Only a number is expected: how many lines in the entries that follow contain the word "most"?
=== GIVEN DATA ===
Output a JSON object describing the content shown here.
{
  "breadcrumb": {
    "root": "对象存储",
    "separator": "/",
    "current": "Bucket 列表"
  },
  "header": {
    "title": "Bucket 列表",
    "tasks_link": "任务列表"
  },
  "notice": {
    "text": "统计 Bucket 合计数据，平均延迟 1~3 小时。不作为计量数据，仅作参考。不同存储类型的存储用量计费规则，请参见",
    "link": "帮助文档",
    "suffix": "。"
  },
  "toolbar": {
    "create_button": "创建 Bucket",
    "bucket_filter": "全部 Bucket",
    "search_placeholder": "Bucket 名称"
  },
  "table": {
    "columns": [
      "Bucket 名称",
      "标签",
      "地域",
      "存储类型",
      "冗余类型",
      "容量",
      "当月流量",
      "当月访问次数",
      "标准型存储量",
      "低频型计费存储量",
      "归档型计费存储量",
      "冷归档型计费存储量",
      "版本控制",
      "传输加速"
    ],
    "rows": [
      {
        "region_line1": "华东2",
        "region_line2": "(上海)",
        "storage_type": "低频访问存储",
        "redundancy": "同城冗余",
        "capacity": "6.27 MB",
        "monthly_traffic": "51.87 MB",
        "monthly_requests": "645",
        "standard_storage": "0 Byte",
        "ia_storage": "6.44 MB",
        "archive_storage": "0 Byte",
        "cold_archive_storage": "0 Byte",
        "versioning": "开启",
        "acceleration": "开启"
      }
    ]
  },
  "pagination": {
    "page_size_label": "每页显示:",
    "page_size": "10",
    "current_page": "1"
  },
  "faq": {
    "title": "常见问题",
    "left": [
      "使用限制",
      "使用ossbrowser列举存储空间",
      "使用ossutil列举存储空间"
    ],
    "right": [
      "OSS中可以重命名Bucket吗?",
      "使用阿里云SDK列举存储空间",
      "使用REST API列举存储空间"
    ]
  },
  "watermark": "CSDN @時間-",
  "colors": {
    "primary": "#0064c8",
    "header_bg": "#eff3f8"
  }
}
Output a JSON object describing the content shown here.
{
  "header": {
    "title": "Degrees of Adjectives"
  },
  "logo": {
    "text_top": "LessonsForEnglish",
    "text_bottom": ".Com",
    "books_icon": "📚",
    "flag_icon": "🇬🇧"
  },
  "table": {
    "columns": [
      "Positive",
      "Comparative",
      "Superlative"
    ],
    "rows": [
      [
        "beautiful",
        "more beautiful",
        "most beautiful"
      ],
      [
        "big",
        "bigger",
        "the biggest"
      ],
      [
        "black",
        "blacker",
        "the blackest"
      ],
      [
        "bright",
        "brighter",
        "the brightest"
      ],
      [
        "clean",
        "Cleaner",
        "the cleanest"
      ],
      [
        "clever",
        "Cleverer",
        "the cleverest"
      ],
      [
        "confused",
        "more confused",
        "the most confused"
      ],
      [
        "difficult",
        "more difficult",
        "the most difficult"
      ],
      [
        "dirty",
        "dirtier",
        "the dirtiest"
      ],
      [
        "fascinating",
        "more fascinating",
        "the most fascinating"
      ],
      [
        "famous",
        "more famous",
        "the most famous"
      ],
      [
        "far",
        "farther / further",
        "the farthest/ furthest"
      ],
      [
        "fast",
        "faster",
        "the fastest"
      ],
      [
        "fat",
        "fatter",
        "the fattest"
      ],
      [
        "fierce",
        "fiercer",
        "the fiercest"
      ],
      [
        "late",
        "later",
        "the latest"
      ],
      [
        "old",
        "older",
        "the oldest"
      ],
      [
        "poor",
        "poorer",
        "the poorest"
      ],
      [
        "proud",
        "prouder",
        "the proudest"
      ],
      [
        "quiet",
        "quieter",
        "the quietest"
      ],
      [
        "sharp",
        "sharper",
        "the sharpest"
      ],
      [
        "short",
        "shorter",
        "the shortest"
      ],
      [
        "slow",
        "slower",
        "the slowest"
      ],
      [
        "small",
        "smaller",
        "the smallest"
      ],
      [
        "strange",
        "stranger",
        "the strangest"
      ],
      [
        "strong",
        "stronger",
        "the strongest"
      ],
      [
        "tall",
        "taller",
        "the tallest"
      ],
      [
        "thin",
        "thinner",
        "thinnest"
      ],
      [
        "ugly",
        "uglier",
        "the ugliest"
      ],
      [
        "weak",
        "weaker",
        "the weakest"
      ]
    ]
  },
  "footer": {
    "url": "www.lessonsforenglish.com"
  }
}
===
WRITTEN ANSWER :: 5